David Horvitz, A Mountain / A Sea, 2018. Marble cube broken into pieces; book on a shelf; Marble cube 120 x 120 cm, Dimensions variable.
A Mountain / A Sea is one of two elements of an installation that Horvitz created for the 4th edition of the Henraux Foundation Prize, which took place in the historic Henraux sawmmill in Querceta. Horvitz was among three artists that won the prize.
The work consists of a marble cube that has been broken into pieces, which the public is invited to take home. Leaving only a signature, the viewers are meant to engage in an action that results in a distributed sculpture, that remains whole despite its physical disintegration and disappearance.
“Marble sculpture has this feeling of permanence. But nothing is permanent. Marble is actually just a leftover of an ocean, compressed over time. You can think of marble, and think of mountains. Or you can think of the sea, all the marine life that has metamorphasized into marble. The etymology of “marble”, from Greek, means “to shine”. This obviously refers to the shiny quality of the stone. But it could also refer to the star light, to the stars, where all matter was created.

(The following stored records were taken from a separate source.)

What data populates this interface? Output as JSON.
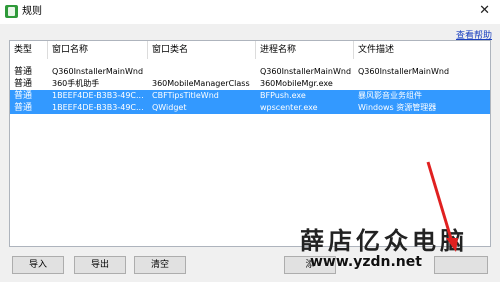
{
  "window": {
    "title": "规则",
    "close_icon": "close-icon"
  },
  "help_link": "查看帮助",
  "table": {
    "columns": [
      "类型",
      "窗口名称",
      "窗口类名",
      "进程名称",
      "文件描述"
    ],
    "rows": [
      {
        "type": "普通",
        "window_name": "Q360InstallerMainWnd",
        "class_name": "",
        "process": "Q360InstallerMainWnd",
        "desc": "Q360InstallerMainWnd",
        "selected": false
      },
      {
        "type": "普通",
        "window_name": "360手机助手",
        "class_name": "360MobileManagerClass",
        "process": "360MobileMgr.exe",
        "desc": "",
        "selected": false
      },
      {
        "type": "普通",
        "window_name": "1BEEF4DE-B3B3-49C...",
        "class_name": "CBFTipsTitleWnd",
        "process": "BFPush.exe",
        "desc": "暴风影音业务组件",
        "selected": true
      },
      {
        "type": "普通",
        "window_name": "1BEEF4DE-B3B3-49C...",
        "class_name": "QWidget",
        "process": "wpscenter.exe",
        "desc": "Windows 资源管理器",
        "selected": true
      }
    ]
  },
  "buttons": {
    "import": "导入",
    "export": "导出",
    "clear": "清空",
    "add": "添"
  },
  "watermark": {
    "text": "薛店亿众电脑",
    "url": "www.yzdn.net"
  },
  "colors": {
    "selection": "#3399ff",
    "arrow": "#e02020"
  }
}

I wanted to make something that was fragile, not stable. I wanted to make something that was about falling apart, or disappearing. I could not imagine making anything representational. The idea is to take an existing block of marble found in the quarry on top of the mountain. And to reduce this to fragments, little pieces, all the size of something you can pick up in your hand. These fragments would be presented together, maybe looking like an earth work pile of rocks. And then in the exhibition, I want the people who are there can take a piece from the pile, so that it slowly disappears. I was thinking about the Felix Gonzales Torres piles of candy, and how that work depletes away… But for what I want to do, I actually don’t imagine the sculpture completely disappearing. It only disappears from here, from this place. I see it as a distributed sculpture made of marble. It still exists, it just exists across a space. Maybe it’s mostly in the town of where it is first shown. Or maybe it spreads out to larger distances. But I want to imagine that it still exists as whole, just scattered. Like a stone found in a river or on the beach, which once was a giant mountain, then travels in your pocket, on an airplane, and ends up on your desk. The mountain is still there.”
– David Horvitz